Your task: Line by line, repeat the material below exactly and skip the images.

Data to examine:
#####

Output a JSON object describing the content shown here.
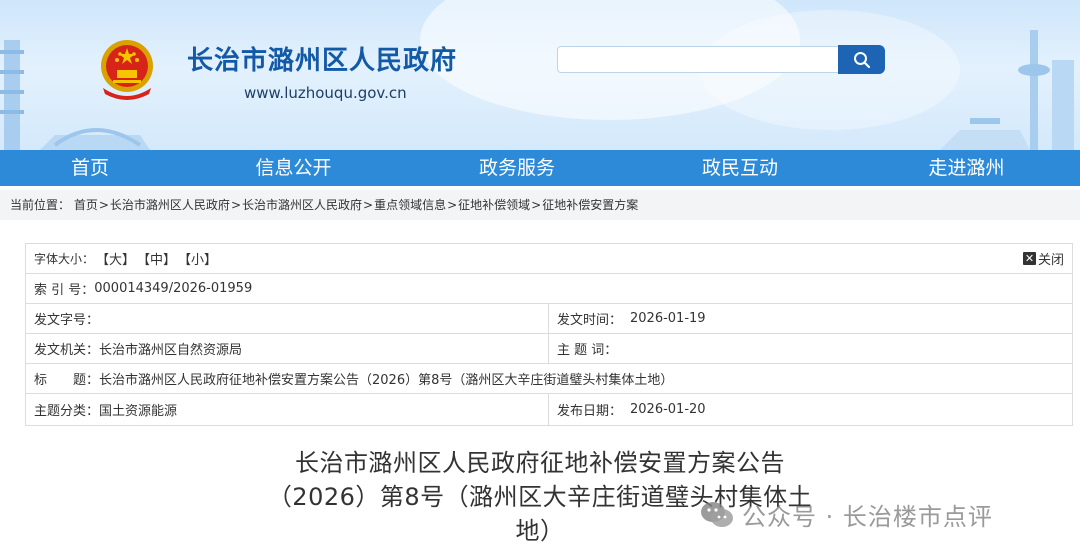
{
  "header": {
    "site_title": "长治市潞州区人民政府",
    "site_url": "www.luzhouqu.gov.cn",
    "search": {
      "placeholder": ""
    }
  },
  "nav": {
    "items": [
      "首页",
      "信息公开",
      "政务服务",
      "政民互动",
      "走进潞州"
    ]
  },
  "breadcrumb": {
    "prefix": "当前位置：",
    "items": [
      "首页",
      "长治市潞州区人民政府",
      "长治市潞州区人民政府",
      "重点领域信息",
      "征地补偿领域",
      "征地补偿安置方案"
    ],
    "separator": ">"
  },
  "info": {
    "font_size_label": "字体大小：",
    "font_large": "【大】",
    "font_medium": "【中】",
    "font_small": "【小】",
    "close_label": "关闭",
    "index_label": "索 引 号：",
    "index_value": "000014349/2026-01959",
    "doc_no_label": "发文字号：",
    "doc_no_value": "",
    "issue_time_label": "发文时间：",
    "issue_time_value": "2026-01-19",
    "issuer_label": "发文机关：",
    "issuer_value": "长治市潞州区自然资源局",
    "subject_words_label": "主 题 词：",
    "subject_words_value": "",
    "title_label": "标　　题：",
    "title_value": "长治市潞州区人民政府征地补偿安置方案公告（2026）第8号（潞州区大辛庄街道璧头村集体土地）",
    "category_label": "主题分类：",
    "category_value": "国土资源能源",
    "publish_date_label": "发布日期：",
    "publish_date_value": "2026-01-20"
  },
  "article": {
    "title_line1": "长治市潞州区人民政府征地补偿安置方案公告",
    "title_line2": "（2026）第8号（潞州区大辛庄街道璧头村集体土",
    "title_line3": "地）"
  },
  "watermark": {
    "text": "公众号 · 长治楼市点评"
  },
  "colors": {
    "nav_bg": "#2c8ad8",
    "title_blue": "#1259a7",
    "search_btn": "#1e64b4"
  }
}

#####

Task answer:
Output a JSON object describing the content shown here.
{
  "header": {
    "site_title": "长治市潞州区人民政府",
    "site_url": "www.luzhouqu.gov.cn",
    "search": {
      "placeholder": ""
    }
  },
  "nav": {
    "items": [
      "首页",
      "信息公开",
      "政务服务",
      "政民互动",
      "走进潞州"
    ]
  },
  "breadcrumb": {
    "prefix": "当前位置：",
    "items": [
      "首页",
      "长治市潞州区人民政府",
      "长治市潞州区人民政府",
      "重点领域信息",
      "征地补偿领域",
      "征地补偿安置方案"
    ],
    "separator": ">"
  },
  "info": {
    "font_size_label": "字体大小：",
    "font_large": "【大】",
    "font_medium": "【中】",
    "font_small": "【小】",
    "close_label": "关闭",
    "index_label": "索 引 号：",
    "index_value": "000014349/2026-01959",
    "doc_no_label": "发文字号：",
    "doc_no_value": "",
    "issue_time_label": "发文时间：",
    "issue_time_value": "2026-01-19",
    "issuer_label": "发文机关：",
    "issuer_value": "长治市潞州区自然资源局",
    "subject_words_label": "主 题 词：",
    "subject_words_value": "",
    "title_label": "标　　题：",
    "title_value": "长治市潞州区人民政府征地补偿安置方案公告（2026）第8号（潞州区大辛庄街道璧头村集体土地）",
    "category_label": "主题分类：",
    "category_value": "国土资源能源",
    "publish_date_label": "发布日期：",
    "publish_date_value": "2026-01-20"
  },
  "article": {
    "title_line1": "长治市潞州区人民政府征地补偿安置方案公告",
    "title_line2": "（2026）第8号（潞州区大辛庄街道璧头村集体土",
    "title_line3": "地）"
  },
  "watermark": {
    "text": "公众号 · 长治楼市点评"
  },
  "colors": {
    "nav_bg": "#2c8ad8",
    "title_blue": "#1259a7",
    "search_btn": "#1e64b4"
  }
}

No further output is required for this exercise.